DATA FOR THIS TASK:
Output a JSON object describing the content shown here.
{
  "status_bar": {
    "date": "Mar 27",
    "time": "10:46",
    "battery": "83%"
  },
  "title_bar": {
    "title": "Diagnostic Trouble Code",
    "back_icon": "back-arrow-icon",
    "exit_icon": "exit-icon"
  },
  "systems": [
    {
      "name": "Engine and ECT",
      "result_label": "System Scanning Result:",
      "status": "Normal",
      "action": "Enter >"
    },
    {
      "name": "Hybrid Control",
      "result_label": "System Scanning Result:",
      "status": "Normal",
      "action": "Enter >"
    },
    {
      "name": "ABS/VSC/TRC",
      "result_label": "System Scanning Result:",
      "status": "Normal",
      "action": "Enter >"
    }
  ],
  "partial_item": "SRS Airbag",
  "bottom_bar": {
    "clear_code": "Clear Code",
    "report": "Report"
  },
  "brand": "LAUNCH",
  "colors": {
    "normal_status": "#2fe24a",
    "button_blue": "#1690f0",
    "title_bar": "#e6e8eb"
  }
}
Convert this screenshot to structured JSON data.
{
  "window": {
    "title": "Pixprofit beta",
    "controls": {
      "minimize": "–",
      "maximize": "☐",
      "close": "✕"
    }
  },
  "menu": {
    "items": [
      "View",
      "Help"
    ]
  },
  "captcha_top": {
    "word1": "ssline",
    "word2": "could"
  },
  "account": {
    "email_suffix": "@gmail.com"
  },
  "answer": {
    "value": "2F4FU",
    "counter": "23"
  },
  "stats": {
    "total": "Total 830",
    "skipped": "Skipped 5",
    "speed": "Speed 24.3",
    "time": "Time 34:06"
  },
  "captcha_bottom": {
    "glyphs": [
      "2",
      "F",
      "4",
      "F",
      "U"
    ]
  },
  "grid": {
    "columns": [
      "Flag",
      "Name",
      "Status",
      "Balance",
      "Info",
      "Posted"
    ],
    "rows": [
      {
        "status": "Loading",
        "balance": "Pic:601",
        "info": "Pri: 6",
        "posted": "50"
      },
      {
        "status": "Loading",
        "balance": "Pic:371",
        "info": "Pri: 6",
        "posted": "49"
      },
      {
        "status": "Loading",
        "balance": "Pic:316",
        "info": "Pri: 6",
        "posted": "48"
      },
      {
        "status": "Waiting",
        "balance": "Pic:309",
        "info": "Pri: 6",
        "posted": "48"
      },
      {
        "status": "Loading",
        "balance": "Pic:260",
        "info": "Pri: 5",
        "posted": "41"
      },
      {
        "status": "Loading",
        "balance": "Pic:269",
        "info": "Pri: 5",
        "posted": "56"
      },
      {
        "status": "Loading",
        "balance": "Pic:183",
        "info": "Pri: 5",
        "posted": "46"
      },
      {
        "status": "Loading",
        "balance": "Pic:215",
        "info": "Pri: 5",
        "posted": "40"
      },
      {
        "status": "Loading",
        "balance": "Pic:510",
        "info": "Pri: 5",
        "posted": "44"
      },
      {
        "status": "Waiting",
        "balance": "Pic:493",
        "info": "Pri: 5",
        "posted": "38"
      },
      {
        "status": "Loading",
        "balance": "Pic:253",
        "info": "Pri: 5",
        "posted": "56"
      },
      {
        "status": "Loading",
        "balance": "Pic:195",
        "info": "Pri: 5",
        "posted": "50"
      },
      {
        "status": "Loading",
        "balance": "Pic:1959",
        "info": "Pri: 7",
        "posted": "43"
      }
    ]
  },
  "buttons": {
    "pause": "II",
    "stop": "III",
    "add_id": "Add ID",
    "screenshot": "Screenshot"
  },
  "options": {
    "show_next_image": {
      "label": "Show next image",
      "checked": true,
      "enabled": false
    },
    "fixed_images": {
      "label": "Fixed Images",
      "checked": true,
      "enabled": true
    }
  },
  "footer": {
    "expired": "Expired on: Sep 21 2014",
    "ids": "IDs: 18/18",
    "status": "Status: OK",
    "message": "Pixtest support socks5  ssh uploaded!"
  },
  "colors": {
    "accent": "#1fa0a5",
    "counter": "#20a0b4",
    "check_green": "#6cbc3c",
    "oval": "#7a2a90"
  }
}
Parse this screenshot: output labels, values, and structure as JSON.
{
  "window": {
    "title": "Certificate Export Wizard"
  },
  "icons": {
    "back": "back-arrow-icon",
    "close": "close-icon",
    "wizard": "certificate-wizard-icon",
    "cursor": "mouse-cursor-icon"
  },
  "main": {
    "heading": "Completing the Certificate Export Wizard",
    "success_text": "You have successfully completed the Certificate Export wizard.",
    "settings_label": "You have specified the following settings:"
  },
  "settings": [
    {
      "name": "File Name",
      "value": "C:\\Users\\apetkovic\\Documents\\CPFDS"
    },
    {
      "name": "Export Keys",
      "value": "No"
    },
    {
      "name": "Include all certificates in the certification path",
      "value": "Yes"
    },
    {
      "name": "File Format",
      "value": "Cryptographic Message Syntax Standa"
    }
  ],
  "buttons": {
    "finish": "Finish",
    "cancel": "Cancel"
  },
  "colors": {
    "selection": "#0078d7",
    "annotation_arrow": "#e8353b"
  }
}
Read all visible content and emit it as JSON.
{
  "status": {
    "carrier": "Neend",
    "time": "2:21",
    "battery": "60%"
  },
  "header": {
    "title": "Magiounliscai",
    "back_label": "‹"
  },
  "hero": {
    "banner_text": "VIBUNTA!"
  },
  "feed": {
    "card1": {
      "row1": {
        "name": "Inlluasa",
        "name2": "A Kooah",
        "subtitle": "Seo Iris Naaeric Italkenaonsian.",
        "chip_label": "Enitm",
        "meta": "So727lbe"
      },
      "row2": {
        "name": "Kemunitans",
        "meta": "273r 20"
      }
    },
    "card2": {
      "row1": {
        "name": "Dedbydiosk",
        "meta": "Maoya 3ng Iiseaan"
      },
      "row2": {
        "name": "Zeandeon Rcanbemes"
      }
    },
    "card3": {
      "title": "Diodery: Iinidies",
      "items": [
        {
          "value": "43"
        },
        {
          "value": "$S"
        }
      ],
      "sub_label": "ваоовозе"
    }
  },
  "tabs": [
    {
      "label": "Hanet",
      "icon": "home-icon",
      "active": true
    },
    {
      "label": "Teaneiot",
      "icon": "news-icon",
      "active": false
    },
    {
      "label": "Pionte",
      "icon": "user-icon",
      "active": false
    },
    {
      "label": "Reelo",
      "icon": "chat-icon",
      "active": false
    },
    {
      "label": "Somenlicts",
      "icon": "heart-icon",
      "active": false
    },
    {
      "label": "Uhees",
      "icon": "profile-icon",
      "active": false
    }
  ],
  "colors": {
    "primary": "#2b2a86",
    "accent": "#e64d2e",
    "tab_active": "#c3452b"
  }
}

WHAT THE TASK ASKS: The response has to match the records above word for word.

SOLVED PROBLEM:
Output a JSON object describing the content shown here.
{
  "status_bar": {
    "date": "Mar 27",
    "time": "10:46",
    "battery": "83%"
  },
  "title_bar": {
    "title": "Diagnostic Trouble Code",
    "back_icon": "back-arrow-icon",
    "exit_icon": "exit-icon"
  },
  "systems": [
    {
      "name": "Engine and ECT",
      "result_label": "System Scanning Result:",
      "status": "Normal",
      "action": "Enter >"
    },
    {
      "name": "Hybrid Control",
      "result_label": "System Scanning Result:",
      "status": "Normal",
      "action": "Enter >"
    },
    {
      "name": "ABS/VSC/TRC",
      "result_label": "System Scanning Result:",
      "status": "Normal",
      "action": "Enter >"
    }
  ],
  "partial_item": "SRS Airbag",
  "bottom_bar": {
    "clear_code": "Clear Code",
    "report": "Report"
  },
  "brand": "LAUNCH",
  "colors": {
    "normal_status": "#2fe24a",
    "button_blue": "#1690f0",
    "title_bar": "#e6e8eb"
  }
}
Convert this screenshot to structured JSON data.
{
  "window": {
    "title": "Pixprofit beta",
    "controls": {
      "minimize": "–",
      "maximize": "☐",
      "close": "✕"
    }
  },
  "menu": {
    "items": [
      "View",
      "Help"
    ]
  },
  "captcha_top": {
    "word1": "ssline",
    "word2": "could"
  },
  "account": {
    "email_suffix": "@gmail.com"
  },
  "answer": {
    "value": "2F4FU",
    "counter": "23"
  },
  "stats": {
    "total": "Total 830",
    "skipped": "Skipped 5",
    "speed": "Speed 24.3",
    "time": "Time 34:06"
  },
  "captcha_bottom": {
    "glyphs": [
      "2",
      "F",
      "4",
      "F",
      "U"
    ]
  },
  "grid": {
    "columns": [
      "Flag",
      "Name",
      "Status",
      "Balance",
      "Info",
      "Posted"
    ],
    "rows": [
      {
        "status": "Loading",
        "balance": "Pic:601",
        "info": "Pri: 6",
        "posted": "50"
      },
      {
        "status": "Loading",
        "balance": "Pic:371",
        "info": "Pri: 6",
        "posted": "49"
      },
      {
        "status": "Loading",
        "balance": "Pic:316",
        "info": "Pri: 6",
        "posted": "48"
      },
      {
        "status": "Waiting",
        "balance": "Pic:309",
        "info": "Pri: 6",
        "posted": "48"
      },
      {
        "status": "Loading",
        "balance": "Pic:260",
        "info": "Pri: 5",
        "posted": "41"
      },
      {
        "status": "Loading",
        "balance": "Pic:269",
        "info": "Pri: 5",
        "posted": "56"
      },
      {
        "status": "Loading",
        "balance": "Pic:183",
        "info": "Pri: 5",
        "posted": "46"
      },
      {
        "status": "Loading",
        "balance": "Pic:215",
        "info": "Pri: 5",
        "posted": "40"
      },
      {
        "status": "Loading",
        "balance": "Pic:510",
        "info": "Pri: 5",
        "posted": "44"
      },
      {
        "status": "Waiting",
        "balance": "Pic:493",
        "info": "Pri: 5",
        "posted": "38"
      },
      {
        "status": "Loading",
        "balance": "Pic:253",
        "info": "Pri: 5",
        "posted": "56"
      },
      {
        "status": "Loading",
        "balance": "Pic:195",
        "info": "Pri: 5",
        "posted": "50"
      },
      {
        "status": "Loading",
        "balance": "Pic:1959",
        "info": "Pri: 7",
        "posted": "43"
      }
    ]
  },
  "buttons": {
    "pause": "II",
    "stop": "III",
    "add_id": "Add ID",
    "screenshot": "Screenshot"
  },
  "options": {
    "show_next_image": {
      "label": "Show next image",
      "checked": true,
      "enabled": false
    },
    "fixed_images": {
      "label": "Fixed Images",
      "checked": true,
      "enabled": true
    }
  },
  "footer": {
    "expired": "Expired on: Sep 21 2014",
    "ids": "IDs: 18/18",
    "status": "Status: OK",
    "message": "Pixtest support socks5  ssh uploaded!"
  },
  "colors": {
    "accent": "#1fa0a5",
    "counter": "#20a0b4",
    "check_green": "#6cbc3c",
    "oval": "#7a2a90"
  }
}
Parse this screenshot: output labels, values, and structure as JSON.
{
  "window": {
    "title": "Certificate Export Wizard"
  },
  "icons": {
    "back": "back-arrow-icon",
    "close": "close-icon",
    "wizard": "certificate-wizard-icon",
    "cursor": "mouse-cursor-icon"
  },
  "main": {
    "heading": "Completing the Certificate Export Wizard",
    "success_text": "You have successfully completed the Certificate Export wizard.",
    "settings_label": "You have specified the following settings:"
  },
  "settings": [
    {
      "name": "File Name",
      "value": "C:\\Users\\apetkovic\\Documents\\CPFDS"
    },
    {
      "name": "Export Keys",
      "value": "No"
    },
    {
      "name": "Include all certificates in the certification path",
      "value": "Yes"
    },
    {
      "name": "File Format",
      "value": "Cryptographic Message Syntax Standa"
    }
  ],
  "buttons": {
    "finish": "Finish",
    "cancel": "Cancel"
  },
  "colors": {
    "selection": "#0078d7",
    "annotation_arrow": "#e8353b"
  }
}
Read all visible content and emit it as JSON.
{
  "status": {
    "carrier": "Neend",
    "time": "2:21",
    "battery": "60%"
  },
  "header": {
    "title": "Magiounliscai",
    "back_label": "‹"
  },
  "hero": {
    "banner_text": "VIBUNTA!"
  },
  "feed": {
    "card1": {
      "row1": {
        "name": "Inlluasa",
        "name2": "A Kooah",
        "subtitle": "Seo Iris Naaeric Italkenaonsian.",
        "chip_label": "Enitm",
        "meta": "So727lbe"
      },
      "row2": {
        "name": "Kemunitans",
        "meta": "273r 20"
      }
    },
    "card2": {
      "row1": {
        "name": "Dedbydiosk",
        "meta": "Maoya 3ng Iiseaan"
      },
      "row2": {
        "name": "Zeandeon Rcanbemes"
      }
    },
    "card3": {
      "title": "Diodery: Iinidies",
      "items": [
        {
          "value": "43"
        },
        {
          "value": "$S"
        }
      ],
      "sub_label": "ваоовозе"
    }
  },
  "tabs": [
    {
      "label": "Hanet",
      "icon": "home-icon",
      "active": true
    },
    {
      "label": "Teaneiot",
      "icon": "news-icon",
      "active": false
    },
    {
      "label": "Pionte",
      "icon": "user-icon",
      "active": false
    },
    {
      "label": "Reelo",
      "icon": "chat-icon",
      "active": false
    },
    {
      "label": "Somenlicts",
      "icon": "heart-icon",
      "active": false
    },
    {
      "label": "Uhees",
      "icon": "profile-icon",
      "active": false
    }
  ],
  "colors": {
    "primary": "#2b2a86",
    "accent": "#e64d2e",
    "tab_active": "#c3452b"
  }
}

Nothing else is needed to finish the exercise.